(THE PROBLEM) Take each line of the listing that has the string "Gold" and report it.

(RECORDS SUPPLIED)
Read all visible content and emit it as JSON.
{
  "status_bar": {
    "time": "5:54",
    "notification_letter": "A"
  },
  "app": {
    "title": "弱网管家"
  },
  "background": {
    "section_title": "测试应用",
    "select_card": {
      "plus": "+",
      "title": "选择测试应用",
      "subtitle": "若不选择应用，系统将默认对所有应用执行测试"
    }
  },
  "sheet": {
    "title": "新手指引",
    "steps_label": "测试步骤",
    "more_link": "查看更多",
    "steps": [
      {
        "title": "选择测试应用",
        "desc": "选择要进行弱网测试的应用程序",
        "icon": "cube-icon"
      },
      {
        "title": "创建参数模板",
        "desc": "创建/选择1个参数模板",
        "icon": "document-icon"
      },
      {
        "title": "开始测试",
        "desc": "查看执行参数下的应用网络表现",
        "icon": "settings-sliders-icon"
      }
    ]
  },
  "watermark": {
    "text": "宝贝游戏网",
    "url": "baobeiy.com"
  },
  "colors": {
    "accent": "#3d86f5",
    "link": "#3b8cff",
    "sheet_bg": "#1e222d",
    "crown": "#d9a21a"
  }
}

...

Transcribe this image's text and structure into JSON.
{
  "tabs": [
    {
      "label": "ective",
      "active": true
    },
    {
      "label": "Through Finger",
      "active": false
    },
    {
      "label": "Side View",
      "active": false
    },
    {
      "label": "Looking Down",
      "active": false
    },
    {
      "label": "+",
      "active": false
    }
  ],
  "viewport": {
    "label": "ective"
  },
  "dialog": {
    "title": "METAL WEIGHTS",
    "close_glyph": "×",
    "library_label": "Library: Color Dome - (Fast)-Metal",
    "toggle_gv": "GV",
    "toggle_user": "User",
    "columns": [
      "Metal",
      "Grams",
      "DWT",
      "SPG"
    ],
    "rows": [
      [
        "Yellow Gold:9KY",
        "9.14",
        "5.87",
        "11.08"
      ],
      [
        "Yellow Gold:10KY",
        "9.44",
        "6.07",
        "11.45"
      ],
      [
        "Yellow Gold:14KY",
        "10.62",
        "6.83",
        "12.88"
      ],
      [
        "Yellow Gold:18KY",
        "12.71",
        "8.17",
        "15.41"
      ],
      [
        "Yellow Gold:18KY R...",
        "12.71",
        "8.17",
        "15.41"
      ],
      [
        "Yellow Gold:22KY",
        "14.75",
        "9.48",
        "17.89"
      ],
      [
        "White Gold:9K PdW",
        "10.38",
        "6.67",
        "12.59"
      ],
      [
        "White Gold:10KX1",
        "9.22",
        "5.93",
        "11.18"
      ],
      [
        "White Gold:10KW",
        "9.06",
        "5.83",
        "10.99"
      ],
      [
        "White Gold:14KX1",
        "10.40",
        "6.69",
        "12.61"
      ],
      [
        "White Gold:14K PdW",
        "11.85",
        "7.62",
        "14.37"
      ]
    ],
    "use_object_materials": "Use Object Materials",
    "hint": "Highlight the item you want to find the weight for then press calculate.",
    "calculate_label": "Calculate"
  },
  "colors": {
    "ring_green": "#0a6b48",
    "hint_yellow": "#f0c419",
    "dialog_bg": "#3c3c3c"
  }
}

(YOUR SOLUTION)
        "Yellow Gold:9KY",
        "Yellow Gold:10KY",
        "Yellow Gold:14KY",
        "Yellow Gold:18KY",
        "Yellow Gold:18KY R...",
        "Yellow Gold:22KY",
        "White Gold:9K PdW",
        "White Gold:10KX1",
        "White Gold:10KW",
        "White Gold:14KX1",
        "White Gold:14K PdW",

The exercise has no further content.